*What is expected*. All entries are to be quoted exactly; the images stay out of the copy.

━━━━━ Data provided

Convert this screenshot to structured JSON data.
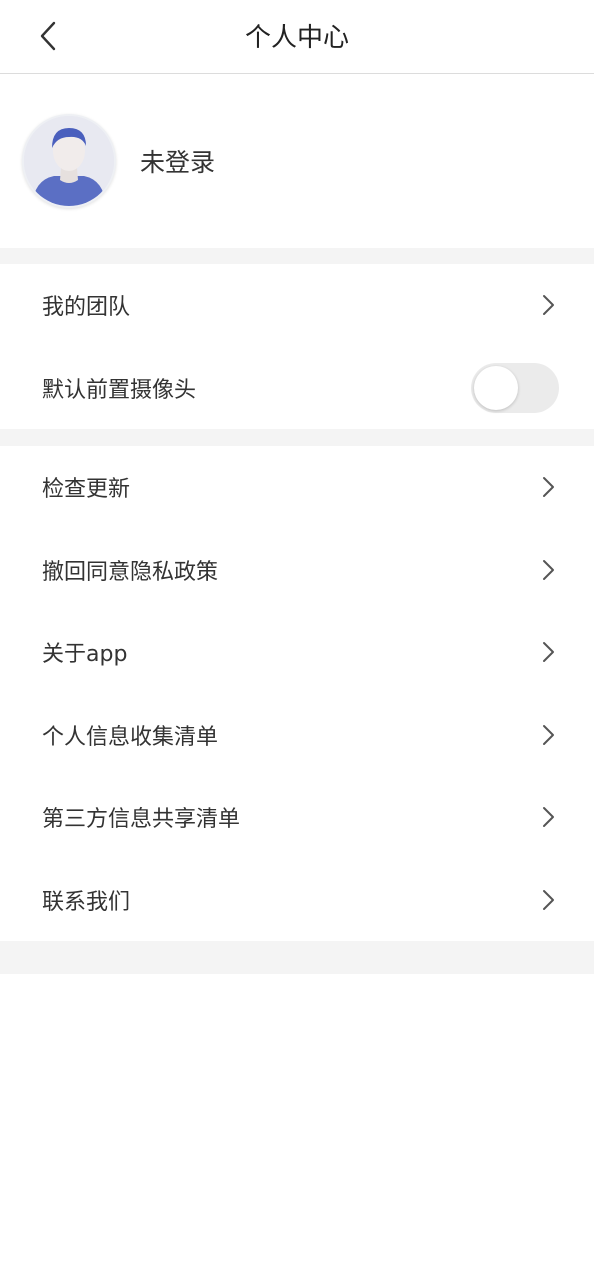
{
  "header": {
    "title": "个人中心",
    "back_icon": "chevron-left-icon"
  },
  "profile": {
    "login_status": "未登录",
    "avatar_icon": "default-user-avatar",
    "avatar_color": "#5b6fc4"
  },
  "group1": {
    "my_team": "我的团队",
    "front_camera": {
      "label": "默认前置摄像头",
      "enabled": false
    }
  },
  "menu": [
    "检查更新",
    "撤回同意隐私政策",
    "关于app",
    "个人信息收集清单",
    "第三方信息共享清单",
    "联系我们"
  ]
}
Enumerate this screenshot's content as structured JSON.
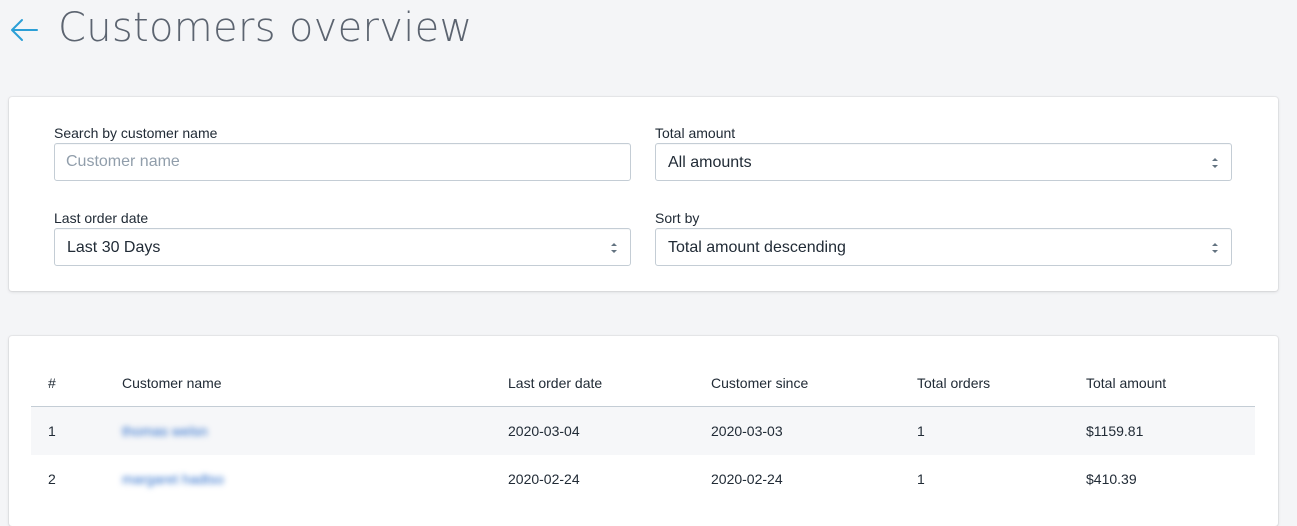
{
  "header": {
    "title": "Customers overview"
  },
  "filters": {
    "search": {
      "label": "Search by customer name",
      "placeholder": "Customer name",
      "value": ""
    },
    "total_amount": {
      "label": "Total amount",
      "selected": "All amounts"
    },
    "last_order_date": {
      "label": "Last order date",
      "selected": "Last 30 Days"
    },
    "sort_by": {
      "label": "Sort by",
      "selected": "Total amount descending"
    }
  },
  "table": {
    "columns": [
      "#",
      "Customer name",
      "Last order date",
      "Customer since",
      "Total orders",
      "Total amount"
    ],
    "rows": [
      {
        "index": "1",
        "name": "thomas welsn",
        "last_order": "2020-03-04",
        "since": "2020-03-03",
        "orders": "1",
        "amount": "$1159.81"
      },
      {
        "index": "2",
        "name": "margaret hadtso",
        "last_order": "2020-02-24",
        "since": "2020-02-24",
        "orders": "1",
        "amount": "$410.39"
      }
    ]
  },
  "colors": {
    "accent": "#2c9fd6",
    "link": "#2c6ecb",
    "background": "#f4f5f7"
  }
}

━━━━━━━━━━

*Result of this exercise*.
Convert this screenshot to structured JSON data.
{
  "header": {
    "title": "个人中心",
    "back_icon": "chevron-left-icon"
  },
  "profile": {
    "login_status": "未登录",
    "avatar_icon": "default-user-avatar",
    "avatar_color": "#5b6fc4"
  },
  "group1": {
    "my_team": "我的团队",
    "front_camera": {
      "label": "默认前置摄像头",
      "enabled": false
    }
  },
  "menu": [
    "检查更新",
    "撤回同意隐私政策",
    "关于app",
    "个人信息收集清单",
    "第三方信息共享清单",
    "联系我们"
  ]
}
Enumerate this screenshot's content as structured JSON.
{
  "header": {
    "title": "Customers overview"
  },
  "filters": {
    "search": {
      "label": "Search by customer name",
      "placeholder": "Customer name",
      "value": ""
    },
    "total_amount": {
      "label": "Total amount",
      "selected": "All amounts"
    },
    "last_order_date": {
      "label": "Last order date",
      "selected": "Last 30 Days"
    },
    "sort_by": {
      "label": "Sort by",
      "selected": "Total amount descending"
    }
  },
  "table": {
    "columns": [
      "#",
      "Customer name",
      "Last order date",
      "Customer since",
      "Total orders",
      "Total amount"
    ],
    "rows": [
      {
        "index": "1",
        "name": "thomas welsn",
        "last_order": "2020-03-04",
        "since": "2020-03-03",
        "orders": "1",
        "amount": "$1159.81"
      },
      {
        "index": "2",
        "name": "margaret hadtso",
        "last_order": "2020-02-24",
        "since": "2020-02-24",
        "orders": "1",
        "amount": "$410.39"
      }
    ]
  },
  "colors": {
    "accent": "#2c9fd6",
    "link": "#2c6ecb",
    "background": "#f4f5f7"
  }
}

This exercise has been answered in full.